When crime teaches
by Rick Norton
Jan 31, 2013 | 195 views | 0 0 comments | 2 2 recommendations | email to a friend | print
Few neighborhoods, if any, are immune from crime.

Sadly, but not surprisingly, this includes homes within our Cleveland and Bradley County community. For many, it is a bitter lesson but often it is one that leads to personal awareness and most importantly, change.

@:It also points to the importance of law enforcement and the professionals locally who comprise operations like the Bradley County Sheriff’s Office, the Cleveland Police Department and the Charleston Police Department, among other agencies whose mutual aid pacts exist in order to serve and to protect.

The subject came to our attention recently in an email received from a Bradley County resident who was submitting it as a “Letter to the Editor.” Although the correspondence is legitimate, it would be inappropriate to publish it with a name because it involves future actions the writer will be taking as the result of the home break-in. To point out that he has not done so yet, and to identify the household, would serve as an invitation to other would-be intruders.

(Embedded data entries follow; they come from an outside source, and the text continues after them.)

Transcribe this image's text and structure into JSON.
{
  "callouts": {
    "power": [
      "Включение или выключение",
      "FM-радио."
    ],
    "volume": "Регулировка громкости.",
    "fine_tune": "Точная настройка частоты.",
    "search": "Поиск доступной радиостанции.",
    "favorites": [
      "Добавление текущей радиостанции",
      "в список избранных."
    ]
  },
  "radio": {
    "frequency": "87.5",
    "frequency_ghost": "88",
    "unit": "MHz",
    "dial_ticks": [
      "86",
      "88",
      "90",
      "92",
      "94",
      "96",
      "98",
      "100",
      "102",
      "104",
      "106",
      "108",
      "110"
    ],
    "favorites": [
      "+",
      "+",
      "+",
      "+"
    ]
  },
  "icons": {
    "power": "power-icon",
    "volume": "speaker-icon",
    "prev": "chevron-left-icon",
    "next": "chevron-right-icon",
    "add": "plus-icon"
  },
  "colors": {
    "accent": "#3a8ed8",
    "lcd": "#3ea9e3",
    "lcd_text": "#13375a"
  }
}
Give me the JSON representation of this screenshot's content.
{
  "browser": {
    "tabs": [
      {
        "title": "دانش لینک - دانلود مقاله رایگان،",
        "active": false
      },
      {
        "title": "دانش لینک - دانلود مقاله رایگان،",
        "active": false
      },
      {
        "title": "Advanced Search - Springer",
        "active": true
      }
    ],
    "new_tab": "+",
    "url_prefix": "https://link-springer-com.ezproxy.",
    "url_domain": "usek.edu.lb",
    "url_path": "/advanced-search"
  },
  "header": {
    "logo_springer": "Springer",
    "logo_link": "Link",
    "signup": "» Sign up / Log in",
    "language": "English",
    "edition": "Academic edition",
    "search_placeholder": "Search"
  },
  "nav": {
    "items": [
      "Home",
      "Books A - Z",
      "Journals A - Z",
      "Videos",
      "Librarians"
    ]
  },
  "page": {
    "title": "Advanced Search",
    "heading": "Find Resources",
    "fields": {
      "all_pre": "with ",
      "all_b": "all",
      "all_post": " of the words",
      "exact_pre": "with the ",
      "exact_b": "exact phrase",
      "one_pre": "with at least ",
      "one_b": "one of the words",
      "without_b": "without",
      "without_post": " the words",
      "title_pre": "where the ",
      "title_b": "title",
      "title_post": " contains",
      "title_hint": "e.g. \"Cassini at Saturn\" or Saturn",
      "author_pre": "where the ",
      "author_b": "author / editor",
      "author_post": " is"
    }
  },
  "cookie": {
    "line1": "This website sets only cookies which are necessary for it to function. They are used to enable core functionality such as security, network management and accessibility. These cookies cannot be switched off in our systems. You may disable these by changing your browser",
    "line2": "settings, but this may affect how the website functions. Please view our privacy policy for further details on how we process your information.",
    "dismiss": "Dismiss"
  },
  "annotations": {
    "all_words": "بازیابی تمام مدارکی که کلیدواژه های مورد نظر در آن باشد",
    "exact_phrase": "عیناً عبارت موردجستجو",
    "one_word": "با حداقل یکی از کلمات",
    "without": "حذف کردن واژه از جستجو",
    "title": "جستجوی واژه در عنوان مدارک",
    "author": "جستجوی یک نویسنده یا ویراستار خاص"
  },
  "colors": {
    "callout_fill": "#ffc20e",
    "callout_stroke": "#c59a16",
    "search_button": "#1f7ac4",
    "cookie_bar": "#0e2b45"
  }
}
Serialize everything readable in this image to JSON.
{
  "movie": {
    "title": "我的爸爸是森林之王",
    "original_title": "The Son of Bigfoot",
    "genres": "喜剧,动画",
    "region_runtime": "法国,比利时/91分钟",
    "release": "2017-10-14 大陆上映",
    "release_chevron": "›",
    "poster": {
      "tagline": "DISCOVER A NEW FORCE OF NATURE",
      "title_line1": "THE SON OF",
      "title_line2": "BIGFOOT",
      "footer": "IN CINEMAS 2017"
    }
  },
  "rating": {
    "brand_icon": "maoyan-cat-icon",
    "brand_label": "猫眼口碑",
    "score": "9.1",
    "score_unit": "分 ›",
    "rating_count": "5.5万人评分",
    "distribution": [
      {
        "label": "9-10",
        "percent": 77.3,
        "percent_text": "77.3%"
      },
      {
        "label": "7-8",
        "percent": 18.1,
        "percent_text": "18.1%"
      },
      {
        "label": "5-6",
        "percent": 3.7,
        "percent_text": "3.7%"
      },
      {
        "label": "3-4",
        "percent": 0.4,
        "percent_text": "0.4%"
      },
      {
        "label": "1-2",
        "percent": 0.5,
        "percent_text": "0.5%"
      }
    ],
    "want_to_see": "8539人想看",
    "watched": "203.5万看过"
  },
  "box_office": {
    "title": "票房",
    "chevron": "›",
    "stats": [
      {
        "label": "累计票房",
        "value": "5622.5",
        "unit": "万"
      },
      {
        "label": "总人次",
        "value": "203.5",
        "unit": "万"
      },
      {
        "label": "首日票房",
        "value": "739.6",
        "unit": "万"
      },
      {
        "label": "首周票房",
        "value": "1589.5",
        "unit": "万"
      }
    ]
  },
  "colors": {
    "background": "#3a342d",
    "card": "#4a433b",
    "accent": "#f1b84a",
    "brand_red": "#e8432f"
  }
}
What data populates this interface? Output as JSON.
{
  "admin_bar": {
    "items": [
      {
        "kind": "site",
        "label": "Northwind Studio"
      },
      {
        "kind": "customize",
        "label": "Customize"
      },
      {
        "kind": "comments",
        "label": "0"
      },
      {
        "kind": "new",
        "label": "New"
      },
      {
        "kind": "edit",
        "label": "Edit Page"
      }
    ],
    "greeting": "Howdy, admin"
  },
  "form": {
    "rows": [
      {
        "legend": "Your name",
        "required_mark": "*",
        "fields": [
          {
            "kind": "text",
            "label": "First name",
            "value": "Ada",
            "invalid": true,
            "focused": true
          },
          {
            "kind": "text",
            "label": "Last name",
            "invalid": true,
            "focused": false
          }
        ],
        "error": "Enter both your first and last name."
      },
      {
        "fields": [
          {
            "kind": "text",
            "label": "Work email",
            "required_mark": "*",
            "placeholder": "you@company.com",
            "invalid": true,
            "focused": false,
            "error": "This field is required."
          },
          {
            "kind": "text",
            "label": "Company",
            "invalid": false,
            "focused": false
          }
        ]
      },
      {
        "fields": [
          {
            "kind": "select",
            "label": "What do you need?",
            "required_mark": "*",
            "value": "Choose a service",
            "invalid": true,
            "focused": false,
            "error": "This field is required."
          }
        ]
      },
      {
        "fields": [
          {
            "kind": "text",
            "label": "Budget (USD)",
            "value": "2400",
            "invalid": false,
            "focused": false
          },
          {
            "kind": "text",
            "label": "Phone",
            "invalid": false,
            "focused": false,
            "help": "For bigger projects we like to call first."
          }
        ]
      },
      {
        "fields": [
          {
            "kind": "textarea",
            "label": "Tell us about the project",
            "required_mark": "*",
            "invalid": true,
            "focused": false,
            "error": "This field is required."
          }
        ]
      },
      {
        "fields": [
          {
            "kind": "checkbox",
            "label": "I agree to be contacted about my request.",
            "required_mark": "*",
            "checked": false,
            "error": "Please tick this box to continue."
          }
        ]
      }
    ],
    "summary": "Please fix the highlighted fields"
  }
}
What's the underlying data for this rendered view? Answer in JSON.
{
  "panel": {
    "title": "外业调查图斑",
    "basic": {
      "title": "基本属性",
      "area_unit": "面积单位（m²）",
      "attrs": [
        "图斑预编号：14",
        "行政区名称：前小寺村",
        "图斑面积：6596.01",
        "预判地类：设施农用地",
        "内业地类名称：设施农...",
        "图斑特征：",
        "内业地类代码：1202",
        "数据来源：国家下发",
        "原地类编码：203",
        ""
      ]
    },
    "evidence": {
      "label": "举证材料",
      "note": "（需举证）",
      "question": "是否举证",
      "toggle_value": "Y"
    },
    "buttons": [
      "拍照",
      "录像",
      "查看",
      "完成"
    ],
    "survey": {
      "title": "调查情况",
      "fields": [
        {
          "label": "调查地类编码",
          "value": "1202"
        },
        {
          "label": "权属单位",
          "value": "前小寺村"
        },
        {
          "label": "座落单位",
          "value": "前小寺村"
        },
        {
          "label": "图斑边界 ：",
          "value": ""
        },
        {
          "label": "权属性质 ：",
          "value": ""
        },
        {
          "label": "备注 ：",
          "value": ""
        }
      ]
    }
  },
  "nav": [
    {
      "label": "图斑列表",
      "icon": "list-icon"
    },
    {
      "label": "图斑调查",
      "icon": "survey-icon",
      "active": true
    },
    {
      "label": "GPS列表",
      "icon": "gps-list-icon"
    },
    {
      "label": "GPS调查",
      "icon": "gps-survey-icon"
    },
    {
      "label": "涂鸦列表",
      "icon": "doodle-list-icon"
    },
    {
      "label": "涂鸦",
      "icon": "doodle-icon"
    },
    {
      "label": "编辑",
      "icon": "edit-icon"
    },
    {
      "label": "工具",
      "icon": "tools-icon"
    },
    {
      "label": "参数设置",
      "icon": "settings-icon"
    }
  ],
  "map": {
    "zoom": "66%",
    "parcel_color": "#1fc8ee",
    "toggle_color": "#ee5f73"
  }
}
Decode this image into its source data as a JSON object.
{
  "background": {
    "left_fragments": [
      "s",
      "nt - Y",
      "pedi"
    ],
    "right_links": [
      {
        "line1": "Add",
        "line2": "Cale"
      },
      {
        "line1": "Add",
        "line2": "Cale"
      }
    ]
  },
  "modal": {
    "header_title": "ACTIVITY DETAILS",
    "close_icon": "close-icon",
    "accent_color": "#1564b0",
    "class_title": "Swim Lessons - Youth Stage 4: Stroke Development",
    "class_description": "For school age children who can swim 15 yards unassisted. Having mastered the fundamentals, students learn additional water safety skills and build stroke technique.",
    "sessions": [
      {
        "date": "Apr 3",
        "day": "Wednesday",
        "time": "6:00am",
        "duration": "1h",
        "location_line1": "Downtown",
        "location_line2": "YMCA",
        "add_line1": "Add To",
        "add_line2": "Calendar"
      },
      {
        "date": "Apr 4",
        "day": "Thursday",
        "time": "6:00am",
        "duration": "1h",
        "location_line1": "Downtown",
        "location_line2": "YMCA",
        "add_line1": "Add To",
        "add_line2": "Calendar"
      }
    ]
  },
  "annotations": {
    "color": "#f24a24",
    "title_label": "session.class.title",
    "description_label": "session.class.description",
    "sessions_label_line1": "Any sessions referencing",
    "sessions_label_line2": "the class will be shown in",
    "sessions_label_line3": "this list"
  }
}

But his message is important, one to which all Cleveland and Bradley County residents should take heed. For this reason, we will excerpt from his original letter that centers on two key thoughts. One is the importance of area law enforcement agencies. The other is his lesson learned and how it will impact his family’s future.

He writes, “The Bradley County Sheriff’s Department and their Detective Division did a great job in their recent response and investigation of the break-in and burglary of our home. You never expect something like this to happen and when it does it is devastating. The information collected led authorities to a group of juveniles who were the culprits. They have all been arrested and are facing prosecution.”

The writer then spoke of his need for change.

“The lesson that we learned through all of this was to make sure that you don’t tell people when you are going out of town,” he explained. “Tell your kids not to tell friends or anyone for that matter. That is exactly what happened in our case. If possible, have a friend or family member house-sit while you are gone.”

The burglary of what he assumed was a safe haven was educational.

“Since this happened to us, our awareness level has increased greatly and we are definitely going to change how we do things,” the writer advised. “We are going to have an alarm system installed immediately and I am currently working on establishing a very effective Neighborhood Watch program for our area.”

Both are wise decisions and should be considered by anyone whether a homeowner or renter.

The break-in of his home was nothing less than a personal assault against his family, his loved ones and his way of life. It is for this reason he offers an understandable opinion, one with which most law-abiding residents will agree.

“It is unfortunate that we have people in our community, especially our young people, that feel like they have to steal from others, and cause damage and harm,” he stressed. “I can’t imagine what the parents of these juveniles are going through.”

In closing, he thanked law enforcement officers for their professional courtesies, their investigative thoroughness and their humanitarian response. He also cautioned others whose misguided deeds might infringe on the rights of other innocent people.

“The take-away lesson here in Bradley County is if you do the crime you will do the time,” he cited. “The Bradley County Sheriff’s Department is dedicated to protect and to serve our citizens. In our case, their service was above and beyond, and we are very grateful to them.”

The writer closed, “Justice has been served.”

Others often say it best.

This is one such occasion.